**Data for this exercise**
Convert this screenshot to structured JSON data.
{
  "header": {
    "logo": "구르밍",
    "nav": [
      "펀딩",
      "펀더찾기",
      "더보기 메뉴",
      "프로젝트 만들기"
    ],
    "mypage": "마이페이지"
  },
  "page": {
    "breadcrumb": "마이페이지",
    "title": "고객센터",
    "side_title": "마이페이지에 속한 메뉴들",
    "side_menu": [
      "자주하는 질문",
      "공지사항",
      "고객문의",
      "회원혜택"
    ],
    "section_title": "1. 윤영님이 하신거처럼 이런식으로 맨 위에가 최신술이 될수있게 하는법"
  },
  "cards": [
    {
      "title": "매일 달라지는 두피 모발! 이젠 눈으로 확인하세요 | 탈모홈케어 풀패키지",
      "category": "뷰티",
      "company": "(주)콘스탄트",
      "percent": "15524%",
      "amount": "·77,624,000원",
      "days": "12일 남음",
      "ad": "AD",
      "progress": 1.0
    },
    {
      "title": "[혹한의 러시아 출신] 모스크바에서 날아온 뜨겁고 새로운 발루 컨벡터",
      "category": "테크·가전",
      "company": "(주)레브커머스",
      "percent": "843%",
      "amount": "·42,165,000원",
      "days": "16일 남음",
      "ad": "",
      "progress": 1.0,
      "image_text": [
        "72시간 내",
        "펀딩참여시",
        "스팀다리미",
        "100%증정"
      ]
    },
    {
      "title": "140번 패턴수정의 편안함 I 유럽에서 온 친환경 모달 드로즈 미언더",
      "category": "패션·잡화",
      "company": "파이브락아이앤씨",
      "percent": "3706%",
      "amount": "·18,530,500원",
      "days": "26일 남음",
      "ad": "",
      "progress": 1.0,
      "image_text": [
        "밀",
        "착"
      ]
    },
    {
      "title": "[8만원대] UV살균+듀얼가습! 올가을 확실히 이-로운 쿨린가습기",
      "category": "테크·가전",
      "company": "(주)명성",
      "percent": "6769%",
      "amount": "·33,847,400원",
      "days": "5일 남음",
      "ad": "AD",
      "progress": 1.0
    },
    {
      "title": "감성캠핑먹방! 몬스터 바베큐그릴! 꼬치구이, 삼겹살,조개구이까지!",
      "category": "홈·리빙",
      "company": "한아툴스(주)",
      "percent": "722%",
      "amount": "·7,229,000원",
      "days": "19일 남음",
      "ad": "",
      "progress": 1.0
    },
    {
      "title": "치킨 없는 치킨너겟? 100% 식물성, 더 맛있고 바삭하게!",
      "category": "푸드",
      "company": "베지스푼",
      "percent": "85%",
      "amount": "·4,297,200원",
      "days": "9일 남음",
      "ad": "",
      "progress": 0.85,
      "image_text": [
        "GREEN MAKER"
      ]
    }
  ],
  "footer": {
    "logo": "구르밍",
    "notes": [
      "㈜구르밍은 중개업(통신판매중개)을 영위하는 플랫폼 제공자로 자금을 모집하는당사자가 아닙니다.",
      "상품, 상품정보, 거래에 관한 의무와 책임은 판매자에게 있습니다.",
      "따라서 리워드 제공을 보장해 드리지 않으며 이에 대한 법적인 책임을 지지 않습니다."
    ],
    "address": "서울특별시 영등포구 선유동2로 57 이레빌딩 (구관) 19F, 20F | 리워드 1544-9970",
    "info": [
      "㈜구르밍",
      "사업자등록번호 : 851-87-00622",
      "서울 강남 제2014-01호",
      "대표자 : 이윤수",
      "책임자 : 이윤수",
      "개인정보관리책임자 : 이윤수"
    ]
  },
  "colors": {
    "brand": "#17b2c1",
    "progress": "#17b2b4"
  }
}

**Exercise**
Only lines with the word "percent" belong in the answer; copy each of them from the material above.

**Written solution**
      "percent": "15524%",
      "percent": "843%",
      "percent": "3706%",
      "percent": "6769%",
      "percent": "722%",
      "percent": "85%",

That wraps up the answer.